Even my husband was shocked as I asked him if I could get a good pair of running shoes. I’m sure he was wondering where in the world this random new hobby came from, as everyone who has known me well and for a long time knows how I have always been clear about my disdain for running. I wanted to eventually run a marathon, and I knew I had to start out slow. I bought the Couch to 5K app and began at Day 1.
There were a few times I wanted to give up, but I liked how it would notify me when I was halfway done with my run. My Fitbit helped me keep track of my heart rate and distance. Running was an excuse to get these awesome wireless headphones, and I enjoyed starting my day with my favorite music on hand.
In about late July, I somehow finished the C25K program. It was not easy to push through, as I started getting bored and dreading the runs getting longer and longer. I would get bored right at the 30 minute mark and have to force myself to finish the run.
Right at that time, I noticed a stabbing pain in my right foot, under my pinky toe and on the upper side of my foot. I was annoying at first, but then it started to really hurt as I ran.
Okay, I’ll stretch more. Nothing.
Okay, I’ll get some insoles for more support. It helped for a run or two, and then it did nothing.
Okay, I’ll try rubbing the bottom of my foot on a tennis ball. Nothing.
My foot would throb for days after a run and made it difficult to walk.
I began to lose my confidence, and my already-at-risk interest began to dwindle even more. I was aggravated, but I did not want to quit because I had signed up for my first 5K: The Margarita Madness 5k. I was going to get my free margarita and my medal if it was the last thing I was ever going to do.
I did make it through the race, and the adrenaline was so powerful that I forgot all about my foot pain. All I cared about was not melting in the hot August sun. I didn’t care if I had to crawl to the finish line–I was going to finish! It felt nothing short of incredible when I did, and I skipped through the finish line to receive my margarita and medal.
What a great way to end my 20s!
I could tell my husband was so proud of me. It was a major boost for my low self-esteem.
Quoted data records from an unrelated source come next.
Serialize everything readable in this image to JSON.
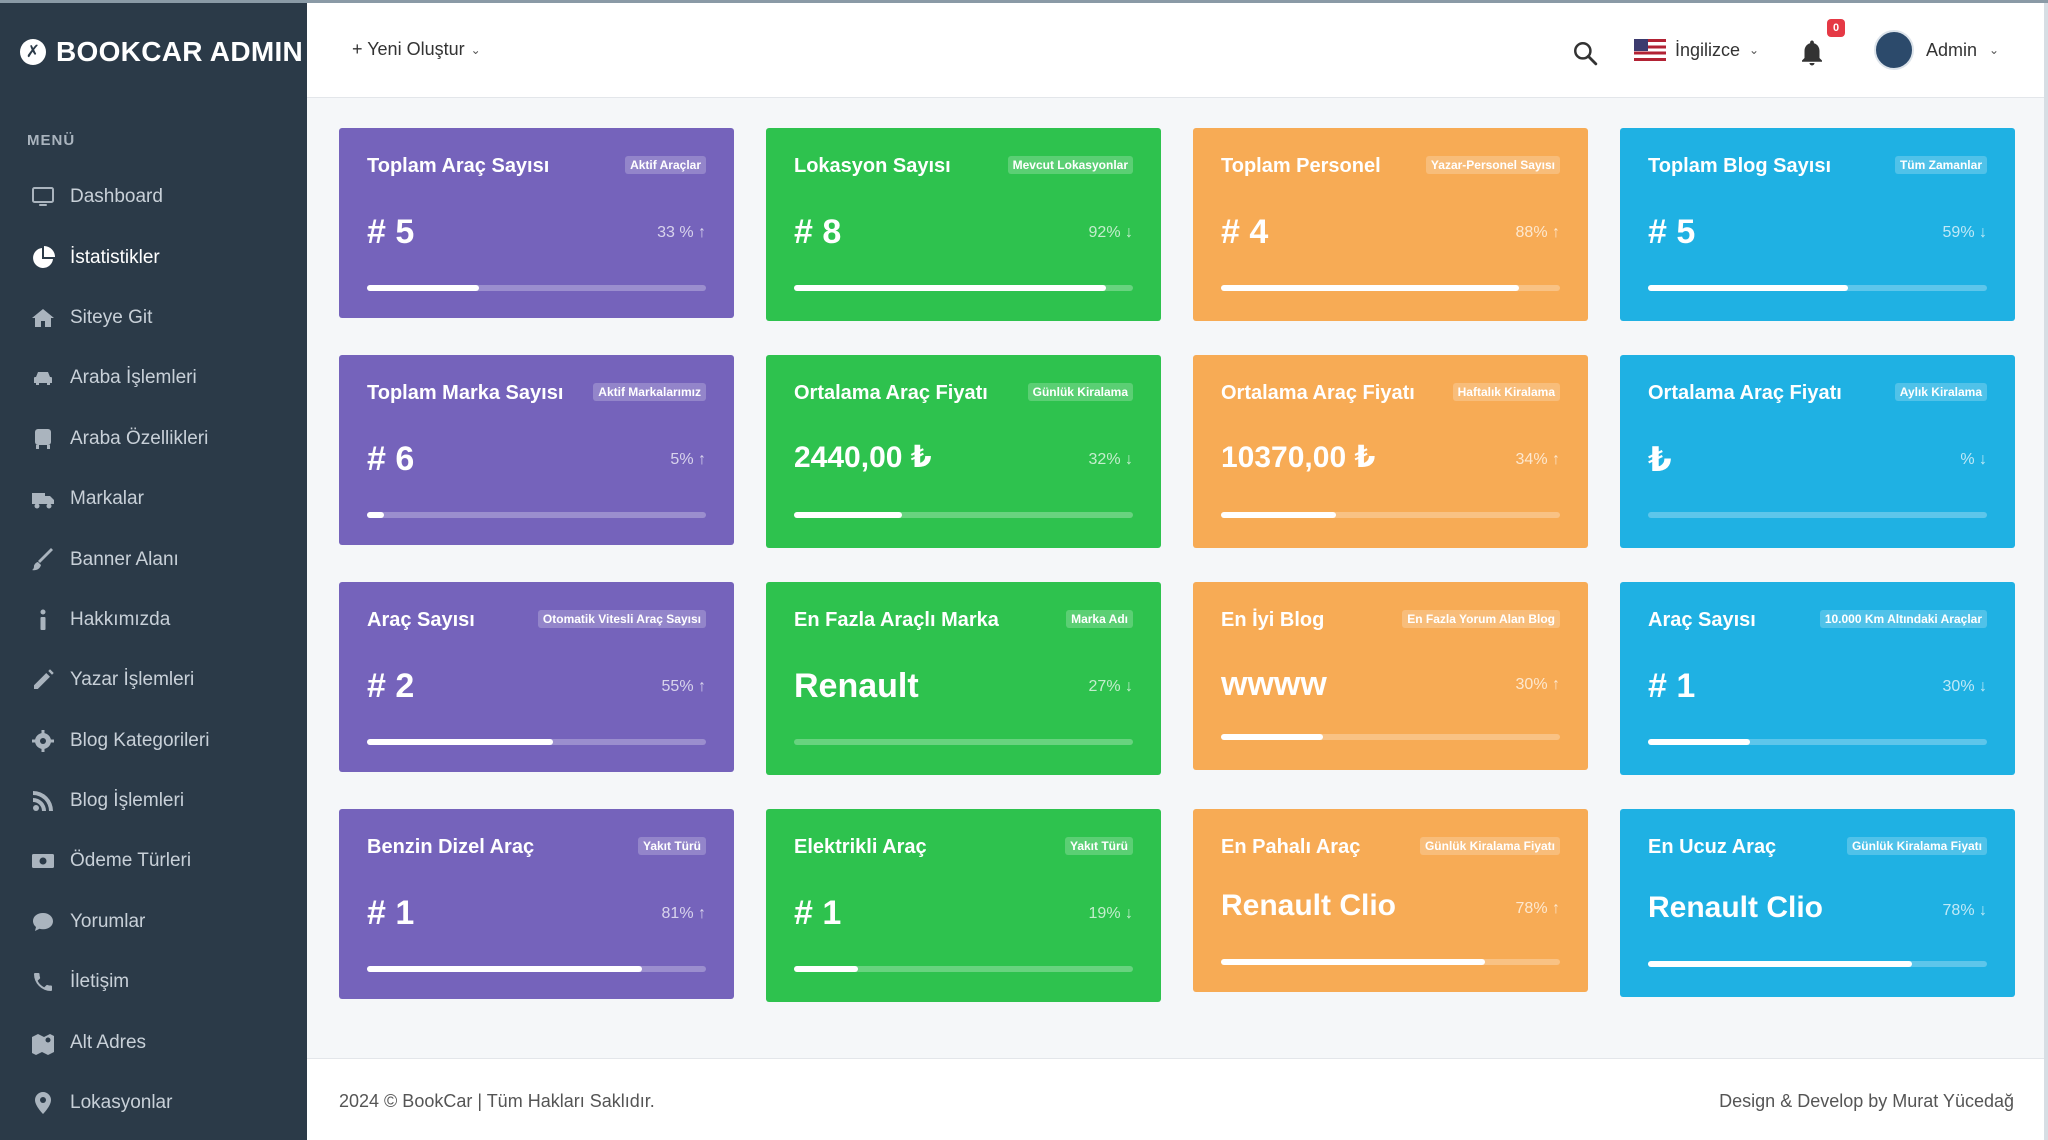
{
  "brand": {
    "name": "BOOKCAR ADMIN",
    "logo_glyph": "✗"
  },
  "sidebar": {
    "menu_title": "MENÜ",
    "items": [
      {
        "label": "Dashboard",
        "icon": "monitor-icon"
      },
      {
        "label": "İstatistikler",
        "icon": "pie-chart-icon",
        "active": true
      },
      {
        "label": "Siteye Git",
        "icon": "home-icon"
      },
      {
        "label": "Araba İşlemleri",
        "icon": "car-icon"
      },
      {
        "label": "Araba Özellikleri",
        "icon": "bus-icon"
      },
      {
        "label": "Markalar",
        "icon": "truck-icon"
      },
      {
        "label": "Banner Alanı",
        "icon": "brush-icon"
      },
      {
        "label": "Hakkımızda",
        "icon": "info-icon"
      },
      {
        "label": "Yazar İşlemleri",
        "icon": "pencil-icon"
      },
      {
        "label": "Blog Kategorileri",
        "icon": "gear-icon"
      },
      {
        "label": "Blog İşlemleri",
        "icon": "rss-icon"
      },
      {
        "label": "Ödeme Türleri",
        "icon": "money-icon"
      },
      {
        "label": "Yorumlar",
        "icon": "comment-icon"
      },
      {
        "label": "İletişim",
        "icon": "phone-icon"
      },
      {
        "label": "Alt Adres",
        "icon": "map-icon"
      },
      {
        "label": "Lokasyonlar",
        "icon": "pin-icon"
      }
    ]
  },
  "header": {
    "new_button": "+ Yeni Oluştur",
    "language": "İngilizce",
    "notification_count": "0",
    "user": "Admin"
  },
  "colors": {
    "purple": "#7563bb",
    "green": "#2ec24e",
    "orange": "#f7ab55",
    "blue": "#1fb1e3",
    "sidebar": "#2b3a48"
  },
  "cards": [
    {
      "title": "Toplam Araç Sayısı",
      "label": "Aktif Araçlar",
      "value": "# 5",
      "pct": "33 % ↑",
      "progress": 33,
      "color": "purple"
    },
    {
      "title": "Lokasyon Sayısı",
      "label": "Mevcut Lokasyonlar",
      "value": "# 8",
      "pct": "92% ↓",
      "progress": 92,
      "color": "green"
    },
    {
      "title": "Toplam Personel",
      "label": "Yazar-Personel Sayısı",
      "value": "# 4",
      "pct": "88% ↑",
      "progress": 88,
      "color": "orange"
    },
    {
      "title": "Toplam Blog Sayısı",
      "label": "Tüm Zamanlar",
      "value": "# 5",
      "pct": "59% ↓",
      "progress": 59,
      "color": "blue"
    },
    {
      "title": "Toplam Marka Sayısı",
      "label": "Aktif Markalarımız",
      "value": "# 6",
      "pct": "5% ↑",
      "progress": 5,
      "color": "purple"
    },
    {
      "title": "Ortalama Araç Fiyatı",
      "label": "Günlük Kiralama",
      "value": "2440,00 ₺",
      "pct": "32% ↓",
      "progress": 32,
      "color": "green"
    },
    {
      "title": "Ortalama Araç Fiyatı",
      "label": "Haftalık Kiralama",
      "value": "10370,00 ₺",
      "pct": "34% ↑",
      "progress": 34,
      "color": "orange"
    },
    {
      "title": "Ortalama Araç Fiyatı",
      "label": "Aylık Kiralama",
      "value": "₺",
      "pct": "% ↓",
      "progress": 0,
      "color": "blue"
    },
    {
      "title": "Araç Sayısı",
      "label": "Otomatik Vitesli Araç Sayısı",
      "value": "# 2",
      "pct": "55% ↑",
      "progress": 55,
      "color": "purple"
    },
    {
      "title": "En Fazla Araçlı Marka",
      "label": "Marka Adı",
      "value": "Renault",
      "pct": "27% ↓",
      "progress": 0,
      "color": "green"
    },
    {
      "title": "En İyi Blog",
      "label": "En Fazla Yorum Alan Blog",
      "value": "wwww",
      "pct": "30% ↑",
      "progress": 30,
      "color": "orange"
    },
    {
      "title": "Araç Sayısı",
      "label": "10.000 Km Altındaki Araçlar",
      "value": "# 1",
      "pct": "30% ↓",
      "progress": 30,
      "color": "blue"
    },
    {
      "title": "Benzin Dizel Araç",
      "label": "Yakıt Türü",
      "value": "# 1",
      "pct": "81% ↑",
      "progress": 81,
      "color": "purple"
    },
    {
      "title": "Elektrikli Araç",
      "label": "Yakıt Türü",
      "value": "# 1",
      "pct": "19% ↓",
      "progress": 19,
      "color": "green"
    },
    {
      "title": "En Pahalı Araç",
      "label": "Günlük Kiralama Fiyatı",
      "value": "Renault Clio",
      "pct": "78% ↑",
      "progress": 78,
      "color": "orange"
    },
    {
      "title": "En Ucuz Araç",
      "label": "Günlük Kiralama Fiyatı",
      "value": "Renault Clio",
      "pct": "78% ↓",
      "progress": 78,
      "color": "blue"
    }
  ],
  "footer": {
    "copyright": "2024 © BookCar | Tüm Hakları Saklıdır.",
    "credit": "Design & Develop by Murat Yücedağ"
  }
}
There haven’t been too many times in my life where I have felt like a major winner, so this moment was extremely special for me.
The next day, however, I could barely walk.
My foot was on fire, aching and throbbing whether I sat or stood. It didn’t change my mind in that it was still worth it, but we’re halfway through September, and my foot has not been right since. I can’t run without it hurting in that spot on the upper right part of the bottom of my foot.
So, I decided to leave running behind.
It was not completely difficult to decide to give up running because the pain was that great, and although my 15 seconds of fame was worth it, it isn’t THAT worth it to keep running.
I had already signed up for my second 5K for the end of September, so I have decided I would walk that. After that, I do not plan on signing up for anymore 5Ks. It isn’t worth walking them to me, so I am not interested.
But I lost my exercise identity.
Now what? Now what can I do?